» **EXERCISE REQUIREMENTS**
Could you write out the records below exactly as they appear?

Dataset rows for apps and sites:
*** Block opens ***

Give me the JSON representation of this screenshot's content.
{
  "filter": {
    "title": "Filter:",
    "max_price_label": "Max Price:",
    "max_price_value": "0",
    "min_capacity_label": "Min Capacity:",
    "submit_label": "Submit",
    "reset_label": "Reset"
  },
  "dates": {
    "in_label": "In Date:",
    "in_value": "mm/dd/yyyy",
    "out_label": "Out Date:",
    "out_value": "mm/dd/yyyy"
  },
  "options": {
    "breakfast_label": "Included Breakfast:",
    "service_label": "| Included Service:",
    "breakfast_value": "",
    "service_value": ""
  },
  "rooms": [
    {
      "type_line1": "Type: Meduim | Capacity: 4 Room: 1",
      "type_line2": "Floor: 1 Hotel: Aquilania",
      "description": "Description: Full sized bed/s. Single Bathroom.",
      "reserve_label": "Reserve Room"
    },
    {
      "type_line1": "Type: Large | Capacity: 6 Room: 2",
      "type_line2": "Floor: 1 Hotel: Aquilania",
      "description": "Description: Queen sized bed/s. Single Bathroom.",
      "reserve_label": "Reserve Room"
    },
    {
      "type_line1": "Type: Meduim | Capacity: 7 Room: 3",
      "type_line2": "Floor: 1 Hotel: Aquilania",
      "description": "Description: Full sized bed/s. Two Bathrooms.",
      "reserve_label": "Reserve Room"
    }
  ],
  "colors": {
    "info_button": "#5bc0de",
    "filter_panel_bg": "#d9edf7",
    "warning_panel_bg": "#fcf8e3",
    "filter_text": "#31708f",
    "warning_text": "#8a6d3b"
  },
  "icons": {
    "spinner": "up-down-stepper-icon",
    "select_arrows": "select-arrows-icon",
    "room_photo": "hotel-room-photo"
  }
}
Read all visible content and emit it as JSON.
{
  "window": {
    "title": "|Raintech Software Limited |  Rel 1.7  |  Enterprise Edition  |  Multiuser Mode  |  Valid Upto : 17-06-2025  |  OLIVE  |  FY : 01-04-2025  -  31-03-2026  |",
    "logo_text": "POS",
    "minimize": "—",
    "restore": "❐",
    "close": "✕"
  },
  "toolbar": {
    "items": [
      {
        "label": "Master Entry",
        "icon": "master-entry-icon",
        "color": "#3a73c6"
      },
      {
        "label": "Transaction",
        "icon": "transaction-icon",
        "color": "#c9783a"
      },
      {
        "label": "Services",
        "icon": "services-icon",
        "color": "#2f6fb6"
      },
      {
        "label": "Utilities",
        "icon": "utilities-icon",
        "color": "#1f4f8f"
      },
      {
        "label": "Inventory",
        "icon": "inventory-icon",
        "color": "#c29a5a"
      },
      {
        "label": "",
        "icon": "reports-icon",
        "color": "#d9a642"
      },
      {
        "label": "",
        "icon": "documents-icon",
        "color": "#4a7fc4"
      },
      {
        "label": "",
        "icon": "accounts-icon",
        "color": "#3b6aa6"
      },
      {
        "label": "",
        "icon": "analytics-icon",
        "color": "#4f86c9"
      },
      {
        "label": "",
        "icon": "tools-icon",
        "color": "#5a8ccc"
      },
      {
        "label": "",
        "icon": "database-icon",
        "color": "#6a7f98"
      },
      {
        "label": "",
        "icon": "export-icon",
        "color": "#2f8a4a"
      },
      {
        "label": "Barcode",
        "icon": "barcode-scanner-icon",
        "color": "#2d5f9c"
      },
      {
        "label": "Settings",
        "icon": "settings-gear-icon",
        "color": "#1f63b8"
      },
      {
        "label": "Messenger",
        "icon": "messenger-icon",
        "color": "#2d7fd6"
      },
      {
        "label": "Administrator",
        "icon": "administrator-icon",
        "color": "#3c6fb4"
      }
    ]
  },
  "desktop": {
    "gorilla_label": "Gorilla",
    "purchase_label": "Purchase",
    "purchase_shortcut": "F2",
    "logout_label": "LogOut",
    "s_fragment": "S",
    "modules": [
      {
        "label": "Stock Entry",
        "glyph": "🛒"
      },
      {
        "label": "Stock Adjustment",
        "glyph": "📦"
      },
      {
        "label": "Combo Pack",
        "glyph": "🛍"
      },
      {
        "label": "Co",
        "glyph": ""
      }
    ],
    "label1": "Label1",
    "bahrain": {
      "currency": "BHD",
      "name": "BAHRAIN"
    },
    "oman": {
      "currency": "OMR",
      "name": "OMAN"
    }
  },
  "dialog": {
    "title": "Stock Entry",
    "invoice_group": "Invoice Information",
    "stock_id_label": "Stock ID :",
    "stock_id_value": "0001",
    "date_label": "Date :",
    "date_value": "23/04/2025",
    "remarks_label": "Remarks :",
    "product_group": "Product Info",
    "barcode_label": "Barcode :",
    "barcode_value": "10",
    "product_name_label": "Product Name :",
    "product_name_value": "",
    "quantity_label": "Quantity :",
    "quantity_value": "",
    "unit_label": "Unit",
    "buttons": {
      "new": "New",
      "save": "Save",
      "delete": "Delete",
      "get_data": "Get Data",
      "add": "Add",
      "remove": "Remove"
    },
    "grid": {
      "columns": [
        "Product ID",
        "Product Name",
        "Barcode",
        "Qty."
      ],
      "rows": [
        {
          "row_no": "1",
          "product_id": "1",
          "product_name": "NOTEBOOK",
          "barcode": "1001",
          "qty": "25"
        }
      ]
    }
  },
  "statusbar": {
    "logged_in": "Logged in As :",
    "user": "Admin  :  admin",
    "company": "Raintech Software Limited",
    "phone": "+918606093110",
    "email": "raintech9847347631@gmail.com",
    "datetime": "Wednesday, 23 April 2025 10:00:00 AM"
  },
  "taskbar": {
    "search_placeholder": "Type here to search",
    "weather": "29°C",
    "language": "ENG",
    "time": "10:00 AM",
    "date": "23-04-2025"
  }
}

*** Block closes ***

» **SOLUTION BELOW**
Give me the JSON representation of this screenshot's content.
{
  "filter": {
    "title": "Filter:",
    "max_price_label": "Max Price:",
    "max_price_value": "0",
    "min_capacity_label": "Min Capacity:",
    "submit_label": "Submit",
    "reset_label": "Reset"
  },
  "dates": {
    "in_label": "In Date:",
    "in_value": "mm/dd/yyyy",
    "out_label": "Out Date:",
    "out_value": "mm/dd/yyyy"
  },
  "options": {
    "breakfast_label": "Included Breakfast:",
    "service_label": "| Included Service:",
    "breakfast_value": "",
    "service_value": ""
  },
  "rooms": [
    {
      "type_line1": "Type: Meduim | Capacity: 4 Room: 1",
      "type_line2": "Floor: 1 Hotel: Aquilania",
      "description": "Description: Full sized bed/s. Single Bathroom.",
      "reserve_label": "Reserve Room"
    },
    {
      "type_line1": "Type: Large | Capacity: 6 Room: 2",
      "type_line2": "Floor: 1 Hotel: Aquilania",
      "description": "Description: Queen sized bed/s. Single Bathroom.",
      "reserve_label": "Reserve Room"
    },
    {
      "type_line1": "Type: Meduim | Capacity: 7 Room: 3",
      "type_line2": "Floor: 1 Hotel: Aquilania",
      "description": "Description: Full sized bed/s. Two Bathrooms.",
      "reserve_label": "Reserve Room"
    }
  ],
  "colors": {
    "info_button": "#5bc0de",
    "filter_panel_bg": "#d9edf7",
    "warning_panel_bg": "#fcf8e3",
    "filter_text": "#31708f",
    "warning_text": "#8a6d3b"
  },
  "icons": {
    "spinner": "up-down-stepper-icon",
    "select_arrows": "select-arrows-icon",
    "room_photo": "hotel-room-photo"
  }
}
Read all visible content and emit it as JSON.
{
  "window": {
    "title": "|Raintech Software Limited |  Rel 1.7  |  Enterprise Edition  |  Multiuser Mode  |  Valid Upto : 17-06-2025  |  OLIVE  |  FY : 01-04-2025  -  31-03-2026  |",
    "logo_text": "POS",
    "minimize": "—",
    "restore": "❐",
    "close": "✕"
  },
  "toolbar": {
    "items": [
      {
        "label": "Master Entry",
        "icon": "master-entry-icon",
        "color": "#3a73c6"
      },
      {
        "label": "Transaction",
        "icon": "transaction-icon",
        "color": "#c9783a"
      },
      {
        "label": "Services",
        "icon": "services-icon",
        "color": "#2f6fb6"
      },
      {
        "label": "Utilities",
        "icon": "utilities-icon",
        "color": "#1f4f8f"
      },
      {
        "label": "Inventory",
        "icon": "inventory-icon",
        "color": "#c29a5a"
      },
      {
        "label": "",
        "icon": "reports-icon",
        "color": "#d9a642"
      },
      {
        "label": "",
        "icon": "documents-icon",
        "color": "#4a7fc4"
      },
      {
        "label": "",
        "icon": "accounts-icon",
        "color": "#3b6aa6"
      },
      {
        "label": "",
        "icon": "analytics-icon",
        "color": "#4f86c9"
      },
      {
        "label": "",
        "icon": "tools-icon",
        "color": "#5a8ccc"
      },
      {
        "label": "",
        "icon": "database-icon",
        "color": "#6a7f98"
      },
      {
        "label": "",
        "icon": "export-icon",
        "color": "#2f8a4a"
      },
      {
        "label": "Barcode",
        "icon": "barcode-scanner-icon",
        "color": "#2d5f9c"
      },
      {
        "label": "Settings",
        "icon": "settings-gear-icon",
        "color": "#1f63b8"
      },
      {
        "label": "Messenger",
        "icon": "messenger-icon",
        "color": "#2d7fd6"
      },
      {
        "label": "Administrator",
        "icon": "administrator-icon",
        "color": "#3c6fb4"
      }
    ]
  },
  "desktop": {
    "gorilla_label": "Gorilla",
    "purchase_label": "Purchase",
    "purchase_shortcut": "F2",
    "logout_label": "LogOut",
    "s_fragment": "S",
    "modules": [
      {
        "label": "Stock Entry",
        "glyph": "🛒"
      },
      {
        "label": "Stock Adjustment",
        "glyph": "📦"
      },
      {
        "label": "Combo Pack",
        "glyph": "🛍"
      },
      {
        "label": "Co",
        "glyph": ""
      }
    ],
    "label1": "Label1",
    "bahrain": {
      "currency": "BHD",
      "name": "BAHRAIN"
    },
    "oman": {
      "currency": "OMR",
      "name": "OMAN"
    }
  },
  "dialog": {
    "title": "Stock Entry",
    "invoice_group": "Invoice Information",
    "stock_id_label": "Stock ID :",
    "stock_id_value": "0001",
    "date_label": "Date :",
    "date_value": "23/04/2025",
    "remarks_label": "Remarks :",
    "product_group": "Product Info",
    "barcode_label": "Barcode :",
    "barcode_value": "10",
    "product_name_label": "Product Name :",
    "product_name_value": "",
    "quantity_label": "Quantity :",
    "quantity_value": "",
    "unit_label": "Unit",
    "buttons": {
      "new": "New",
      "save": "Save",
      "delete": "Delete",
      "get_data": "Get Data",
      "add": "Add",
      "remove": "Remove"
    },
    "grid": {
      "columns": [
        "Product ID",
        "Product Name",
        "Barcode",
        "Qty."
      ],
      "rows": [
        {
          "row_no": "1",
          "product_id": "1",
          "product_name": "NOTEBOOK",
          "barcode": "1001",
          "qty": "25"
        }
      ]
    }
  },
  "statusbar": {
    "logged_in": "Logged in As :",
    "user": "Admin  :  admin",
    "company": "Raintech Software Limited",
    "phone": "+918606093110",
    "email": "raintech9847347631@gmail.com",
    "datetime": "Wednesday, 23 April 2025 10:00:00 AM"
  },
  "taskbar": {
    "search_placeholder": "Type here to search",
    "weather": "29°C",
    "language": "ENG",
    "time": "10:00 AM",
    "date": "23-04-2025"
  }
}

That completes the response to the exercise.